DigniCap trial helps Carlisle’s Belinda Evans deal with cancer treatment


As a Curtin University researcher, Belinda Evans was interested in participating in the trial.
As a Curtin University researcher, Belinda Evans was interested in participating in the trial.

CARLISLE resident Belinda Evans was diagnosed with breast cancer late last year, but thanks to her participation in a research trial she says she never felt like a real cancer patient.

Ms Evans, a self-confessed “upbeat” forensic scientist with Curtin University, was diagnosed with breast cancer in October.

After mammograms, biopsies and ultrasounds, doctors confirmed she was living with oestrogen receptive breast cancer.

“When I was diagnosed with breast cancer I didn’t cry,” Ms Evans said.

“Although it wasn’t what I wanted to hear, it wasn’t until I received the MRI results that confirmed I would need a mastectomy that I became emotional.”

In November, medical oncologist and Vice-Chair of Breast Cancer Research Centre (BCRC) Arlene Chan recommended Ms Evans undergo chemotherapy to fight off the disease.

“Prof Chan wanted me to start chemotherapy before Christmas, but I didn’t want to go bald before then so I organised to commence treatment in January 2016,” Ms Evans said.

“Interestingly before I saw Professor Chan in January, a friend of mine had tagged me on Facebook about the DigniCap.

“It looked interesting but at the time I mistakenly thought it was only available in the US, so I didn’t give it too much more thought.”

DigniCap is a device that cools the scalp during chemotherapy, reduces blood flow and slows down normal hair follicle cell activity.
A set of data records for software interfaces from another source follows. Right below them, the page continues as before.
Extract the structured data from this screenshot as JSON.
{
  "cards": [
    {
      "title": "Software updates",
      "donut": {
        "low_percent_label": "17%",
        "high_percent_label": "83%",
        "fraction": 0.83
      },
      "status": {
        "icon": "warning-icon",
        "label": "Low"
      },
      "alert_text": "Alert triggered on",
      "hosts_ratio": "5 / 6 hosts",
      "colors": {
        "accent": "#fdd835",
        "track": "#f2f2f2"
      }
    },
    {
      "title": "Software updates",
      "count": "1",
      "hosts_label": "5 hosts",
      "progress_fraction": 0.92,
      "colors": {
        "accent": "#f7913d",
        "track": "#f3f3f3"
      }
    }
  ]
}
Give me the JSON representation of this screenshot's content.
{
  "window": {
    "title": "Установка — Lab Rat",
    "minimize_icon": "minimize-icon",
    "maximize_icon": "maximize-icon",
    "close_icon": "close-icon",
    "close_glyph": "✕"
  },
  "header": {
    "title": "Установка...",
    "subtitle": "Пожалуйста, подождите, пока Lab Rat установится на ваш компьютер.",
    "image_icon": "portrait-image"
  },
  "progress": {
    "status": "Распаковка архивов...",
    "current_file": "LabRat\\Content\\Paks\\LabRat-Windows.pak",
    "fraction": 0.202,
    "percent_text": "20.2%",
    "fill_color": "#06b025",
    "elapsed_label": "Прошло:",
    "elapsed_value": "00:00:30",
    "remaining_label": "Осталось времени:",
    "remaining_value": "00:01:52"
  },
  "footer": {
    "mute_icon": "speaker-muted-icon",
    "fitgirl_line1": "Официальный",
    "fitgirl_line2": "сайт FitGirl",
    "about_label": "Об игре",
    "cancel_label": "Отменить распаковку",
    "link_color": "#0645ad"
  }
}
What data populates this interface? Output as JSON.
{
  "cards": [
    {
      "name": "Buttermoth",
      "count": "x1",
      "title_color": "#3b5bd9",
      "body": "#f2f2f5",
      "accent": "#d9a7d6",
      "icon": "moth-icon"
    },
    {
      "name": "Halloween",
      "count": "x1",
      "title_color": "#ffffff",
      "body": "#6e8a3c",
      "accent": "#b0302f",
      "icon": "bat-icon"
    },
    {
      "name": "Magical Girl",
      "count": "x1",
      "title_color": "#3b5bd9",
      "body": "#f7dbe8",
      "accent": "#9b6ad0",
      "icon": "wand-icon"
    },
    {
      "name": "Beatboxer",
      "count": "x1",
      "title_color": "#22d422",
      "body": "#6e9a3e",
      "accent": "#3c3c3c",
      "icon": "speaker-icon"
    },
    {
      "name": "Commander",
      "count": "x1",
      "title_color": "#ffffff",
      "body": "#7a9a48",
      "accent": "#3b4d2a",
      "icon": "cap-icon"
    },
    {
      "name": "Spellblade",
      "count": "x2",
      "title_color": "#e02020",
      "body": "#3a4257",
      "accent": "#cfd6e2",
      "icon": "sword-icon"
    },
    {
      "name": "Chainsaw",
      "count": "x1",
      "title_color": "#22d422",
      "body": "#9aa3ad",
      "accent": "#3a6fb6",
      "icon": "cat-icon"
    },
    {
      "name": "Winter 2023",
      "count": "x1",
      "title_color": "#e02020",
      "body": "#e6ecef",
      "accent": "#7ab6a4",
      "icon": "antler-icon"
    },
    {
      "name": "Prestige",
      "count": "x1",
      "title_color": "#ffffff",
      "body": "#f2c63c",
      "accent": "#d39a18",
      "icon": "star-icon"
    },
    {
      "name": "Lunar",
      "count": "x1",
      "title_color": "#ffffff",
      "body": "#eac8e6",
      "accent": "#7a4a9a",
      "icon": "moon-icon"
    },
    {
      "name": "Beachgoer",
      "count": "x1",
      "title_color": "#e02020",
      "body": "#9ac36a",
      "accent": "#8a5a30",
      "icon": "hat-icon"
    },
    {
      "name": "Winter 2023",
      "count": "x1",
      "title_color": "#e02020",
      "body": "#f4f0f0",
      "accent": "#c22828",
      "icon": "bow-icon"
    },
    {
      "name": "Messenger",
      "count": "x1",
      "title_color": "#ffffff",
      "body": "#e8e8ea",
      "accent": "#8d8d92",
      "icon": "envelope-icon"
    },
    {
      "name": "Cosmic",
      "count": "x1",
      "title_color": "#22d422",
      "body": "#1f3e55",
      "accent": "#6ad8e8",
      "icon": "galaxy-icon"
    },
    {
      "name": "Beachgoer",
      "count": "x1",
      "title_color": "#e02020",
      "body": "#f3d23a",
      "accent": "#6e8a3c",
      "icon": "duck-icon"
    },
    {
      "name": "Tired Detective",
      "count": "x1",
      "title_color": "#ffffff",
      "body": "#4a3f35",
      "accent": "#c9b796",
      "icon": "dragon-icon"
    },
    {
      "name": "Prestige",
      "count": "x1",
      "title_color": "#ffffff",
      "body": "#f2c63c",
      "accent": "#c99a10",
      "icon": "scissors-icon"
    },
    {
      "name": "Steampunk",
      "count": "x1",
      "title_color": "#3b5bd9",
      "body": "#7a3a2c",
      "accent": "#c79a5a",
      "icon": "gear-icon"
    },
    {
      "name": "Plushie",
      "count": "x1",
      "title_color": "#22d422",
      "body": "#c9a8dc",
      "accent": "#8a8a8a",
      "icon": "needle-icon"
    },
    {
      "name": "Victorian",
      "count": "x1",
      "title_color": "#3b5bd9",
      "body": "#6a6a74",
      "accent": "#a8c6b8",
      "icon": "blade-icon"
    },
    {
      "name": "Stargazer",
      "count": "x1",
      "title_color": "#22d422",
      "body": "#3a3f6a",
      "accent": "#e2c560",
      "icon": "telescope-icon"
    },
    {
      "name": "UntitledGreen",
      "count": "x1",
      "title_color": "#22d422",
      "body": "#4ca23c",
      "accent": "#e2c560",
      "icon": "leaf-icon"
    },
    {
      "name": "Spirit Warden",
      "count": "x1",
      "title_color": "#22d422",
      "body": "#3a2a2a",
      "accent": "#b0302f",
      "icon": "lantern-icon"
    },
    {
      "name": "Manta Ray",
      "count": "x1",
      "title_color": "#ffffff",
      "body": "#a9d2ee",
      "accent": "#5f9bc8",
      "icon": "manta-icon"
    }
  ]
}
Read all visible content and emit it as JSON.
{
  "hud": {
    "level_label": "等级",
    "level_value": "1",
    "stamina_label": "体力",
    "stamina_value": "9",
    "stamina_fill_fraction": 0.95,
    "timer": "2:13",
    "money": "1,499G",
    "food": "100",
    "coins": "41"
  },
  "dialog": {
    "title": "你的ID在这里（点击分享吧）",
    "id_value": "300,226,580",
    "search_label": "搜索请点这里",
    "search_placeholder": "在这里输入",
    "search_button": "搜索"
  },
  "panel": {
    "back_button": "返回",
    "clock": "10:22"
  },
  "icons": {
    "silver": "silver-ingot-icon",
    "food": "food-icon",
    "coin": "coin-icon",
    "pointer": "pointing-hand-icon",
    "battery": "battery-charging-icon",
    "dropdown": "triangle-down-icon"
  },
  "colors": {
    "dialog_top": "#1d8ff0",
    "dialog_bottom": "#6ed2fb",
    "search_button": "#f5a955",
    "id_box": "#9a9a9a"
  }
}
Dismissing it as unavailable to her, Ms Evans took control of her own hair loss and hosted a shaving party with her friends ahead of her treatment.

Despite having shaved her head, Professor Chan said there could still be a possibility she could retain some of her hair if she participated in the BCRC WA Chemotherapy Induced Alopecia (CIA) trial which used the DigniCap.

“By this point I had come to terms with the likelihood of losing my hair to chemo, so when Professor Chan explained I could enter the trial and potentially not lose my hair I was really excited,” Ms Evans said.

“As a research scientist I’m fond of research.

“The CIA researchers were also keen to investigate whether the DigniCap would work for me given I had just shaved my head.”

Ms Evans said she did not experience any hair loss for the first three weeks of chemotherapy, but after four weeks her hair was eight millimetres long and after nine weeks it was 27 millimetres long.

The treatment finished in March this year and Ms Evans said she found she had minimal hair loss overall.

“My hair is now quite thick and straight with a bit of a wave at the back,” Ms Evans said.

“Throughout my treatment I was never really afraid of the cancer and the prospect of it beating me.

“But I didn’t want to look like a cancer patient, so I’m very grateful to Professor Chan for granting me the opportunity to participate in the CIA trial.”